The alternative Amsterdam you haven’t seen

Amsterdam. The place where famously anything goes and our liberal side is set free. Did you know that there’s more to Amsterdam, beyond its parties and nightlife? I found out how, in an extended spring weekend trip.

On arrival in Amsterdam, I remembered I had a full day to myself. My usual travel companion couldn’t join me due to work commitments and my excited family visitors weren’t due to arrive until tomorrow. What would you check out alone in a new city? My current home in Dublin rarely receives warm sunshine. My solution was therefore to take adventure of this brilliant weather, leave the city center behind for now and explore Amsterdamse Bos (Amsterdam Forest) – sprawling acres of greenspace right next to the airport. Luckily, I’d just caught the tail end of the annual cherry blossom festival in the Bloesempark. Petals fell infinitely slowly with every tug of wind, a magical sight. Families had set up picnics to admire the view for the morning.

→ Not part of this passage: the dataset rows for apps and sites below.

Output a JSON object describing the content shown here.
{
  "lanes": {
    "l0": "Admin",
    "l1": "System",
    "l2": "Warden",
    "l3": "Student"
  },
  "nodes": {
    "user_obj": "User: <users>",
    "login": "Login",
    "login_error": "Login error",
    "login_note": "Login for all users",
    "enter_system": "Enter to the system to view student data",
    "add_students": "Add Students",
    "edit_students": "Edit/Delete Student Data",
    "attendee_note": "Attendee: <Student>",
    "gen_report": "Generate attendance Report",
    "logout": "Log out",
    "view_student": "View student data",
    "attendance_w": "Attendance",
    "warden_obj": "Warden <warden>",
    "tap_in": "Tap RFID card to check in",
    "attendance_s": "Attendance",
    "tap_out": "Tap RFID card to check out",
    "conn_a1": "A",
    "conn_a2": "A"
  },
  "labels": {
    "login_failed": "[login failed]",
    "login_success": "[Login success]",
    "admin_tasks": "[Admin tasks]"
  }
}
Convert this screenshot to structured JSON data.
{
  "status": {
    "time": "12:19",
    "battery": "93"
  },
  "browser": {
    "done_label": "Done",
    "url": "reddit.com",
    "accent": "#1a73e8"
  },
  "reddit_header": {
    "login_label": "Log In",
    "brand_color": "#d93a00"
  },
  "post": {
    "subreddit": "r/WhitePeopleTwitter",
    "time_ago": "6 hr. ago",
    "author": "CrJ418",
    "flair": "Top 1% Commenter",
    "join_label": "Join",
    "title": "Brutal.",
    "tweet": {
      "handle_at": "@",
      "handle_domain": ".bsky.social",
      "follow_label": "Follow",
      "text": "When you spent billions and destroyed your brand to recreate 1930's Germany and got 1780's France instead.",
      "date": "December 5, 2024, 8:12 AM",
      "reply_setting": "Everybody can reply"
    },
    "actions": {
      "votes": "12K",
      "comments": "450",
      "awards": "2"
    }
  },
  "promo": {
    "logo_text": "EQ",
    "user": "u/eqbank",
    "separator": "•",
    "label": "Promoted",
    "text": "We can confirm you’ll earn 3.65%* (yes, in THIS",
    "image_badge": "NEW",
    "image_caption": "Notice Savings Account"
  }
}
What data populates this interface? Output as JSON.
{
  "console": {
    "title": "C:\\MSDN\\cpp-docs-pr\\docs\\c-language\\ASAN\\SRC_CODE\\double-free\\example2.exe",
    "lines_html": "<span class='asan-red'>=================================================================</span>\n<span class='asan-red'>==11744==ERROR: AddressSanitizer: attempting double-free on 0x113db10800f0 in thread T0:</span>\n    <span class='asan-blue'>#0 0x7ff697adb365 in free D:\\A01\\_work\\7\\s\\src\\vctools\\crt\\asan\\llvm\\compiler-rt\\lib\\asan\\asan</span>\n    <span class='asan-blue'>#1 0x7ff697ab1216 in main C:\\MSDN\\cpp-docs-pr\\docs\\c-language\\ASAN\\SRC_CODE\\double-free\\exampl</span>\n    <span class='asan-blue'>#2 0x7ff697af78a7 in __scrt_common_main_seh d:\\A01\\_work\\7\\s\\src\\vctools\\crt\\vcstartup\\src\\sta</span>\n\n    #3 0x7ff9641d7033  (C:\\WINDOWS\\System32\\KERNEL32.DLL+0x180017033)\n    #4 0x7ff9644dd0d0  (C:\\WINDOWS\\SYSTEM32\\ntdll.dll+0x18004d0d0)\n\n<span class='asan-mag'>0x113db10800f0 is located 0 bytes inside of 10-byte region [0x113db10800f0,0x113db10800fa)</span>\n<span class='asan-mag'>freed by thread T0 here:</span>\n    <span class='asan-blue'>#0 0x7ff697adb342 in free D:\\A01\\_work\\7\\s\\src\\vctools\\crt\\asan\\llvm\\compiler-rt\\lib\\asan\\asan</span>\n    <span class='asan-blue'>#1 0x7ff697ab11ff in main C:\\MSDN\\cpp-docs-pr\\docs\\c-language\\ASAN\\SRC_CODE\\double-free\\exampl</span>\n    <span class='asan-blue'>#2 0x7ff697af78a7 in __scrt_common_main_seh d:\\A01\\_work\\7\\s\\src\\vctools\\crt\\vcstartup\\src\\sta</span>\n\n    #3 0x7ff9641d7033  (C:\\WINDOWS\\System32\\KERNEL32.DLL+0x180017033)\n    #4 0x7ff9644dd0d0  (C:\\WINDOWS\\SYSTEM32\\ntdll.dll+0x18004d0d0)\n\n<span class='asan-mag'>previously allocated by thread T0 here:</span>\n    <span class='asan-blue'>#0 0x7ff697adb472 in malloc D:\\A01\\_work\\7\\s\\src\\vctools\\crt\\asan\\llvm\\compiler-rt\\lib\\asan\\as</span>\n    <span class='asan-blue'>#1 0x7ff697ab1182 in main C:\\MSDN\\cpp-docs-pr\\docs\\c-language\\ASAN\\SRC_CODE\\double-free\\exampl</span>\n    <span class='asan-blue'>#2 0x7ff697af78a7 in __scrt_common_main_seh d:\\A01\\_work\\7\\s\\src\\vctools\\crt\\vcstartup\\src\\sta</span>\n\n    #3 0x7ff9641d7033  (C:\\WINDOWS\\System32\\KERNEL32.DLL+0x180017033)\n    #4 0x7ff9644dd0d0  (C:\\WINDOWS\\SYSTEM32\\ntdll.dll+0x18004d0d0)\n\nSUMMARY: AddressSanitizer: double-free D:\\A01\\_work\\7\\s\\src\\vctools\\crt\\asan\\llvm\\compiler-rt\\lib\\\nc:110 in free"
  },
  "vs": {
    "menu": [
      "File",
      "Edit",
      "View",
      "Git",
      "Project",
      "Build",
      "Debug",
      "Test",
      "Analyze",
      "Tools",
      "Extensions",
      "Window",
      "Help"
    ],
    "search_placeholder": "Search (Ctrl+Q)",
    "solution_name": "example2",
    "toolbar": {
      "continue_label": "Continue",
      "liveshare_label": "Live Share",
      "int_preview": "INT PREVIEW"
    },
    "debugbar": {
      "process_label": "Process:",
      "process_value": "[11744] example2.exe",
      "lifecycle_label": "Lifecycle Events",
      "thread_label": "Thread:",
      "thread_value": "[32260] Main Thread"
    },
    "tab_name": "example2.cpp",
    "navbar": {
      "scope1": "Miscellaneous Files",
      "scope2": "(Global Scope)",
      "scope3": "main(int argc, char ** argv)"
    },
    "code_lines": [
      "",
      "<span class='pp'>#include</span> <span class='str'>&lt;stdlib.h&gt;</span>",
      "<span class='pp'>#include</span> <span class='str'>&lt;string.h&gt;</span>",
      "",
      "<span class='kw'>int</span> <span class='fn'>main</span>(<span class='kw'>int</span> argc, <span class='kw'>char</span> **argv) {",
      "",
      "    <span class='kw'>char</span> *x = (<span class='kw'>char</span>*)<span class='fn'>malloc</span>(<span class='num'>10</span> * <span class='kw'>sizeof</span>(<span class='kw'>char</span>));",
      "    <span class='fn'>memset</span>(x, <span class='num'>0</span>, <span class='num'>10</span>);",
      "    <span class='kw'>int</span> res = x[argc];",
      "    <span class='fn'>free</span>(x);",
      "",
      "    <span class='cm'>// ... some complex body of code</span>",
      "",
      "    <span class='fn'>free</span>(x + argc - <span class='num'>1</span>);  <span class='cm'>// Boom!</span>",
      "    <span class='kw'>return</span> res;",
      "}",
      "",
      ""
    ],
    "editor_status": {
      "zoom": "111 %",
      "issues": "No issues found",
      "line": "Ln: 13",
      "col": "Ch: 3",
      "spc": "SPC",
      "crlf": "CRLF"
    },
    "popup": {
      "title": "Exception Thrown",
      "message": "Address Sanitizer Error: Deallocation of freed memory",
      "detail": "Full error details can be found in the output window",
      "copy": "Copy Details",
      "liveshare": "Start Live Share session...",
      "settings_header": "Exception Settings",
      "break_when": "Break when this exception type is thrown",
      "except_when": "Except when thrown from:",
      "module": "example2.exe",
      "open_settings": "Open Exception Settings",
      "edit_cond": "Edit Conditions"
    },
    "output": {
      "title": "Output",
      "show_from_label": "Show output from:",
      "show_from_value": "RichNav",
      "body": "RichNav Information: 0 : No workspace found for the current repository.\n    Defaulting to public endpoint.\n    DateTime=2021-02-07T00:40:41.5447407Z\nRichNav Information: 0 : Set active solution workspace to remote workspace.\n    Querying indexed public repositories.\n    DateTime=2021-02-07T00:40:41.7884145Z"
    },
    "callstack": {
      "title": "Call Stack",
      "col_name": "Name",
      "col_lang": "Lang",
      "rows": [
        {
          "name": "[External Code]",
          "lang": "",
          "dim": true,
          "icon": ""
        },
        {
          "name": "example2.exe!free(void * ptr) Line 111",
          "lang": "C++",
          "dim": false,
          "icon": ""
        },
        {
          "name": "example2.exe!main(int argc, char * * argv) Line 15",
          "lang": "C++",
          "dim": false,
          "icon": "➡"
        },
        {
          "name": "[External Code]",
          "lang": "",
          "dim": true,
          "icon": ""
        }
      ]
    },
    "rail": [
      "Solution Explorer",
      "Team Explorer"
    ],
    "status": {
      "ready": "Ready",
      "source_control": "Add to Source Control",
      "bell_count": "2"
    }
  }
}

I was in good company.

Keen to train a little for an upcoming long-distance hike (more on this in a future article), I explored the rest of the forest. Conservatively, I walked 10km around its lakes and discovered a hidden coffee shop within the forest – a worthwhile venture for locals and tourists alike. After heading back to the city, the remainder of the day was well spent exploring canals and surfing Amsterdam’s many trams.

The city feels like it’s bustling, particularly as you step out of Central station. A city filled with great architecture and an astounding amount of cyclists (and bicycles) everywhere. To reiterate: there are bikes everywhere, including multi-layer dedicated bike parks. You could fill an afternoon with people-watching – I saw one guy speeding along on his bike, with a handlebar in his left hand and suitcase chasing him with his right. Impressive!

Meeting up with family, we journeyed around as public-transport-savvy tourists. The Netherlands is not known for its affordability, but the attractions are first-class. A day trip to Keukenhof gardens, in which they have an annual spring tulip display, was a sight to see. Every spring colour you could imagine. The Dutch are immensely proud of their tulip farms (as they should be), and its importance in culture goes way back to “tulip mania” in their tulip stock market. I certainly made good use of my macro lens, and I wasn’t the only one – keen photographers were crawling all over the grass for the perfect shot. What do you think of mine?

The following day saw us feasting on what I can confirm are the best omelettes in Europe at the cleverly named Omelegg. They will make almost any variation of omelette for you, cooked to perfection. The next logical step after a good breakfast? A relaxing canal tour. As touristy as it gets but worthwhile with great views, perspectives and stories only seen from the water.

Of course, Amsterdam is very well known for its museums. We opted to check out Rijksmuseum, famous for its displays of Van Gogh and Rembrandt. We were surprised that the Van Gogh display was actually rather lacklustre.. but Rembrandt’s extensive collection did not disappoint. The rest of the gallery is filled with Dutch historical pieces dating as far back as 1100AD. Don’t miss the sections covering Napoleon and the Dutch Republic; it’s quite interesting. It was a great way to finish the trip – I left the city feeling cultured and looking forward to my follow-up trip in May.

My recommendations and tips for Amsterdam, particularly in early Spring:

  • Book accommodation and everything else early – prices are high from March to October.
  • Pick up either a Holland Pass or Iamsterdam card for the best attraction value.
  • Public transport in Amsterdam is great, especially the trams. It’s included with the passes above too. Amsterdam is also very walkable, built on a flat area.
  • Find some elevated establishments to get a view of the city. The Skylounge at DoubleTree is great (but be prepared to pay a premium for food/drink). Check out this list.
  • If you’re not confident in bike-riding, I wouldn’t suggest trying it in Amsterdam. The city is great for cyclists, but it is chaotic. In fact, even as a pedestrian, watch out for motorised scooters that might mow you down on the footpath.
  • Time your trip to see the cherry blossoms if you can, but they only last about a week.

What was your favourite part of Amsterdam?